The HSE Update
In February 2019, the HSE released their latest bulletin, STSU1 which details the change in enforcement expectations for all welding fume including mild steel welding fume. The bulletin comes on the back of International Agency for Research on Cancer’s (IARC) reclassification of all welding fume including mild steel as Group 1 carcinogenic to humans.
The IARC have published new scientific evidence that states exposure to all welding fume including mild steel welding fume can cause lung cancer and possibly kidney cancer in humans. This information has been endorsed by the Workplace Health Expert Committee (WHEC) who have recognised the reclassification of mild steel welding fume as a human carcinogen.
As a result of this, the HSE will be strengthening their enforcement expectations for all welding fume, including mild steel welding, because general ventilation does not achieve the necessary control measures in reducing exposure. Envirocare can assist you with your monitoring for this. More information can be found on our air monitoring page.
Required Control Measures: LEV & RPE
Employers will now be required to implement suitable engineering controls for all welding activities carried out indoors in order to reduce the cancer risk. An example of appropriate engineering control is Local Exhaust Ventilation (LEV) which will also control exposure to manganese, a constituent of mild steel welding fume which can cause neurological effects similar to Parkinson’s disease.
It should also be noted that for welding activities which occur outdoors, the HSE now require that suitable and adequate RPE be provided.
LEV is not always an adequate control measure for reducing employee exposure. In these situations, LEV must be supplemented by adequate and suitable respiratory protective equipment (RPE) to protect employees from any residual fume. Appropriate RPE should also be provided for any welding completed outdoors. Staff should be suitable trained on how to correctly use and store their RPE in addition to a face-fit test.
All risk assessments should now reflect the change in control measure expectations.
Recommended Actions for Employers
The following list details the immediate actions required by employers on the back of this bulletin:
- Make sure exposure to any welding fume released is adequately controlled using engineering controls (typically LEV).
- Make sure suitable controls are provided for all welding activities, irrelevant of duration. This includes welding outdoors.
- Where engineering controls alone cannot control exposure, then adequate and suitable RPE should be provided to control risk from any residual fume.
- Make sure all engineering controls are correctly used, suitably maintained and are subject to thorough examination and test where required.

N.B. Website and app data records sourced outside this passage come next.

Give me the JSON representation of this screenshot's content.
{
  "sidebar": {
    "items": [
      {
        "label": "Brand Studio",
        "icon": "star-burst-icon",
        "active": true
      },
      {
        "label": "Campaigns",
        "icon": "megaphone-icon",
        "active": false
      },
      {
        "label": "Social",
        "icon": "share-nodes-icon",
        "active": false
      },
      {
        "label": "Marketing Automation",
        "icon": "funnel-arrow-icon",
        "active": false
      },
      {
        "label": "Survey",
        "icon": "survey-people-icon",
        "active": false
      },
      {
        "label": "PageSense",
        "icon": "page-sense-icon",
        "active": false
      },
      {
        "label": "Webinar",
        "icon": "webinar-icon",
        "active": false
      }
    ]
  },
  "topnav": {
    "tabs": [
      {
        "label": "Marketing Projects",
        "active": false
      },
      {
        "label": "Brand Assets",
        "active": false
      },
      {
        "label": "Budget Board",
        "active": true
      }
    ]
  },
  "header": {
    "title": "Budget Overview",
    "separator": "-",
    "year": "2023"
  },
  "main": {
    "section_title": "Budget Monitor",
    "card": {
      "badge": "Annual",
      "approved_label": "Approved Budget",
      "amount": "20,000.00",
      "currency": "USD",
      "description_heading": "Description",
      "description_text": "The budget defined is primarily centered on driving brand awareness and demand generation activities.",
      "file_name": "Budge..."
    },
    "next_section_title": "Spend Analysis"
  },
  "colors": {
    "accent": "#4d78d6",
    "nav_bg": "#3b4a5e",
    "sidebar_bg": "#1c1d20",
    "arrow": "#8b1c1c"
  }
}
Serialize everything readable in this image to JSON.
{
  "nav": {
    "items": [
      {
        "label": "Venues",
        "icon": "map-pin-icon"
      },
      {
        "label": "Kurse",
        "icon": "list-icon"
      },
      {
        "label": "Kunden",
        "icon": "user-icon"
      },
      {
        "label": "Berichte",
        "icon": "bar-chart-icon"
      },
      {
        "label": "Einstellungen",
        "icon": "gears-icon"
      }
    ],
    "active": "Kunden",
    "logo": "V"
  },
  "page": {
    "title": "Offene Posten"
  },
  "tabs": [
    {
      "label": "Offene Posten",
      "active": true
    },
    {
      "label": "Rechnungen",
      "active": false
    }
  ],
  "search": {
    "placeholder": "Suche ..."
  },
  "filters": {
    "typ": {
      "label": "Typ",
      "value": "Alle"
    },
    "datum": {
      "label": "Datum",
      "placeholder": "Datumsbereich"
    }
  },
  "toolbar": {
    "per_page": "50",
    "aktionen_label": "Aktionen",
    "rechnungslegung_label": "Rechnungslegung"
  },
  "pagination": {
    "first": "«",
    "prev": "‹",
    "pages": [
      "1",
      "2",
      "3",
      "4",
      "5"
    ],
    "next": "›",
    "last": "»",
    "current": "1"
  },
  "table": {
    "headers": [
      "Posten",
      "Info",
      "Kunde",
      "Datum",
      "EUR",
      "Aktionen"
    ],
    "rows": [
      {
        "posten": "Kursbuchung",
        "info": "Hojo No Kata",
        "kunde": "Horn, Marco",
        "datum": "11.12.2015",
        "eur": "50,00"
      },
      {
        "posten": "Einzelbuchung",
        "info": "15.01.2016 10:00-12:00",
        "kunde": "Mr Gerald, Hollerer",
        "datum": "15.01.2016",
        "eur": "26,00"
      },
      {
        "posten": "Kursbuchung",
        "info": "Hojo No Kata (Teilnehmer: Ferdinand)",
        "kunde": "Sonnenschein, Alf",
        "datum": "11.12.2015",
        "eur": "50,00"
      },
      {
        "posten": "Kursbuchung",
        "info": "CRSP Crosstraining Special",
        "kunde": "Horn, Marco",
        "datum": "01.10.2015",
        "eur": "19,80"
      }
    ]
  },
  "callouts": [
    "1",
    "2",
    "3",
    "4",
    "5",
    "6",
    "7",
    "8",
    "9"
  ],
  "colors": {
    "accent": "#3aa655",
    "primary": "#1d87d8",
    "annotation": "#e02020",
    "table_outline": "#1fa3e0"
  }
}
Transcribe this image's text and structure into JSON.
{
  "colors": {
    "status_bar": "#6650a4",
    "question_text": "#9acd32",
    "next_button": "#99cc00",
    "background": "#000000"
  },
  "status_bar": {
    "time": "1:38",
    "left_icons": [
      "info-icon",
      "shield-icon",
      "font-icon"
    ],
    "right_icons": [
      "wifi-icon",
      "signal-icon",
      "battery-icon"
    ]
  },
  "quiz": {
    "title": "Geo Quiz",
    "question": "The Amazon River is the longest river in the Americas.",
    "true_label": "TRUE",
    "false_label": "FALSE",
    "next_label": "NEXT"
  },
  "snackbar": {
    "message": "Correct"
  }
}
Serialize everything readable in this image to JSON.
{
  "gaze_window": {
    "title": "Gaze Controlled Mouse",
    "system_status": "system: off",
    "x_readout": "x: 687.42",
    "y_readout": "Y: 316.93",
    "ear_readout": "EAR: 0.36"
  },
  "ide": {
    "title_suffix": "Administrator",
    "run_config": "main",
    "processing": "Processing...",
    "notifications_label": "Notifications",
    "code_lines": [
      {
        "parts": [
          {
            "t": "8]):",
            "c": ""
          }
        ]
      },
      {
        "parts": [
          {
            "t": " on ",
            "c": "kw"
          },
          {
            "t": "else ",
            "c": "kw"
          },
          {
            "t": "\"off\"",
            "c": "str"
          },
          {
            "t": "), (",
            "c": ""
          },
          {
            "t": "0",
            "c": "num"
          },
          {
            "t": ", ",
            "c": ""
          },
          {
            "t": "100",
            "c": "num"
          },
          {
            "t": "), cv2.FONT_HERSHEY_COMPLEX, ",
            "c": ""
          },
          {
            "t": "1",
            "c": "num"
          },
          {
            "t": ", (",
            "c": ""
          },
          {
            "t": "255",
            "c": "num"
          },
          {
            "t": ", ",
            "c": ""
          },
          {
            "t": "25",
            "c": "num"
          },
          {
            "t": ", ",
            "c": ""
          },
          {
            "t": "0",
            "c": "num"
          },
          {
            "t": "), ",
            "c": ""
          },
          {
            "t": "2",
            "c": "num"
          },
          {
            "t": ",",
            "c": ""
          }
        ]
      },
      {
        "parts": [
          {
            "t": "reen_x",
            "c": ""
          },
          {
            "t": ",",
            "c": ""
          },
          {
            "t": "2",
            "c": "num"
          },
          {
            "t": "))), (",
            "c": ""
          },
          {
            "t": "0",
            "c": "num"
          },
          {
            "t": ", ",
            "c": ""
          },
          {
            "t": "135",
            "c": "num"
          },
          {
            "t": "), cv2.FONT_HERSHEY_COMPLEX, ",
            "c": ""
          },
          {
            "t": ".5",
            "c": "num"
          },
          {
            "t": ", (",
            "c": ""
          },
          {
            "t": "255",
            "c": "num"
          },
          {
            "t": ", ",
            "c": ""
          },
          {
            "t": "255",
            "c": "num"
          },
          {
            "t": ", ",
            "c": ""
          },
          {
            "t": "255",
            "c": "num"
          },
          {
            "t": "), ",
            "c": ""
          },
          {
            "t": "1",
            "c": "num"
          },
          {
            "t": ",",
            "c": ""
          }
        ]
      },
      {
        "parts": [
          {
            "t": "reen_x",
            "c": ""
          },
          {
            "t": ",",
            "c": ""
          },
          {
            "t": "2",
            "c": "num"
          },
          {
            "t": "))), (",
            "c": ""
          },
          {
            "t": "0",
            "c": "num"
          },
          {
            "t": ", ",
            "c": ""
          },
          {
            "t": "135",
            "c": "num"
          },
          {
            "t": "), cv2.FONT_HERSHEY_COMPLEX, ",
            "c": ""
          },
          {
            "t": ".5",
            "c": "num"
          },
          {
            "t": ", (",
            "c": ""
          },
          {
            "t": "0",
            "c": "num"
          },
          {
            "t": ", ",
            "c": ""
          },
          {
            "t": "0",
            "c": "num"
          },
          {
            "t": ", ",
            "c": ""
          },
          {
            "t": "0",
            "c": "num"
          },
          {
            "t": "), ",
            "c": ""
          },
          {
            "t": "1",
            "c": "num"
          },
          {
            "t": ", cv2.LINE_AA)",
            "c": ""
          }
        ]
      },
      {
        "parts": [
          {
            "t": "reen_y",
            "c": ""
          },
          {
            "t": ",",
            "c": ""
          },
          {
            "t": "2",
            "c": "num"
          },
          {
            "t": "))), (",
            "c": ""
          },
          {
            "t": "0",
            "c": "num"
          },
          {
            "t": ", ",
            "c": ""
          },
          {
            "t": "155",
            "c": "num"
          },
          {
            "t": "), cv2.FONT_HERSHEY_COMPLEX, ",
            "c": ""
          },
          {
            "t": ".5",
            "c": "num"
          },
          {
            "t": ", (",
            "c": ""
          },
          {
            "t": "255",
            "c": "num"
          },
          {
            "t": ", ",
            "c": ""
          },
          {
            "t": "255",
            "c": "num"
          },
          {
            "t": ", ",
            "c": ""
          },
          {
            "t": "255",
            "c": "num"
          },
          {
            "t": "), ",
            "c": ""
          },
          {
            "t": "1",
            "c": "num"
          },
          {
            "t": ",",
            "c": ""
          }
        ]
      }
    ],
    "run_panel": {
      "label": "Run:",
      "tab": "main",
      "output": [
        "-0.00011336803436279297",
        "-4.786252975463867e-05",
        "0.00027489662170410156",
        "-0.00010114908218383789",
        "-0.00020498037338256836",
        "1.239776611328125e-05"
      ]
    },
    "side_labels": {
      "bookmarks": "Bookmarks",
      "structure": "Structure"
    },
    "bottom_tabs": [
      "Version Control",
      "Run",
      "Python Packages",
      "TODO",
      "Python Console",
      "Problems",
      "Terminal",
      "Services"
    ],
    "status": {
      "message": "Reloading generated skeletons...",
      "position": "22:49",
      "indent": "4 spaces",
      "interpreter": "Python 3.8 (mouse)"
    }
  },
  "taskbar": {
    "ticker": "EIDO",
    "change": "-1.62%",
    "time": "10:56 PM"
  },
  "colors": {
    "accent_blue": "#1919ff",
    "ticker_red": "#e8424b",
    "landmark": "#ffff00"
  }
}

- Make sure any RPE is subject to an RPE programme. An RPE programme encapsulates all the elements of RPE use you need to ensure that your RPE is effective in protecting the wearer.
Regulation 7 (5) of COSHH sets out a clear requirement for the control of carcinogenic and mutagenic substances, including a requirement that exposure be reduced as low as is reasonably practicable. It is the responsibility of the employer to do this.
Experts in Workplace Exposure Monitoring
Envirocare is a leading Occupational Hygiene and Health and Safety Services provider with over 20 years of experience throughout the UK.
We offer comprehensive COSHH air monitoring to determine the levels of substances in the workplace and ensure the workplace exposure limits value is not exceeded for the substances you use. We will also provide a detailed report on work practices and findings together with recommendations for remedial action.
Call us on 01274 738668 or fill out our Envirocare Enquiry Form for any queries regarding workplace exposure monitoring, occupational exposure limits, COSHH risk assessments or any of our many other accredited services.
For more information on any of our services, please call us on:
Get involved on:
Bradford Chamber Business Park